# WHAT YOU WILL DO:
The answer must consist of each line below that contains the word "title", copied in full.

((

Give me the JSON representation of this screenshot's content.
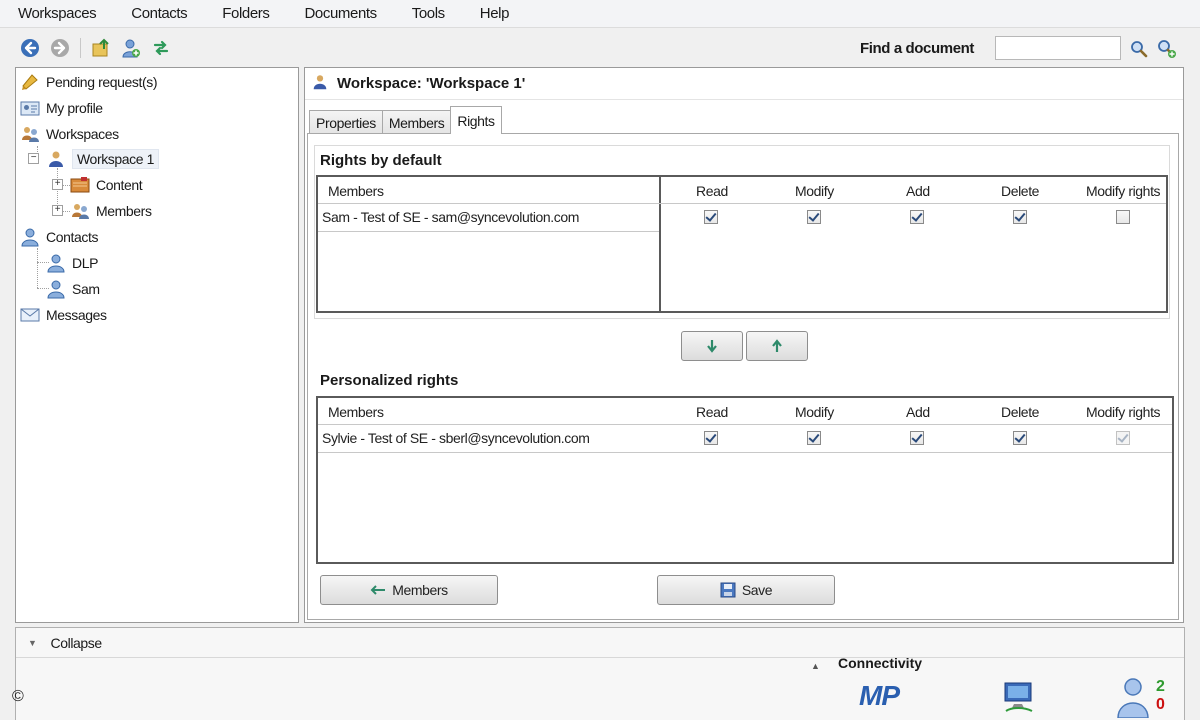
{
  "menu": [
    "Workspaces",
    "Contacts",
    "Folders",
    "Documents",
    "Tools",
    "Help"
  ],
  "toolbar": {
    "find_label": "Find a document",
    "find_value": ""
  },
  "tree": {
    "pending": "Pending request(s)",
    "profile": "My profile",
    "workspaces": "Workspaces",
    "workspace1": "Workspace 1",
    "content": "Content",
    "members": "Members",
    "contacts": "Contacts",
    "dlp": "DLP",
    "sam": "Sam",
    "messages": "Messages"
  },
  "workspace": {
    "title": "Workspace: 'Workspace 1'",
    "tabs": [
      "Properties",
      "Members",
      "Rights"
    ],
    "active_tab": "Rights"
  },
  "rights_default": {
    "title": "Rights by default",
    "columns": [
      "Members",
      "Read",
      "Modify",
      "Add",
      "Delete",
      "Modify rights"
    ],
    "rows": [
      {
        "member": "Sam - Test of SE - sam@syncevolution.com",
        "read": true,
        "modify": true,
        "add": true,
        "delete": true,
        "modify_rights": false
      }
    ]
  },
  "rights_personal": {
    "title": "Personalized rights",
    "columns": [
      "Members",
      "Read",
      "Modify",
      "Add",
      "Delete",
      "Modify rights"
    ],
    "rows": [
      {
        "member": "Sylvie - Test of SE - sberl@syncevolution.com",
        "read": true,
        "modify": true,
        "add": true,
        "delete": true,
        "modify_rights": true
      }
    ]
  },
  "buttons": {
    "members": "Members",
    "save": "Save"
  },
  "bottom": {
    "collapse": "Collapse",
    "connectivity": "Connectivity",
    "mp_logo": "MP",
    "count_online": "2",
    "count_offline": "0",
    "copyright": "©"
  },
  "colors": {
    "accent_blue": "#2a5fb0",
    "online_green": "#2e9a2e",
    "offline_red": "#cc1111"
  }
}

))

# ANSWER BOX:
    "title": "Workspace: 'Workspace 1'",
    "title": "Rights by default",
    "title": "Personalized rights",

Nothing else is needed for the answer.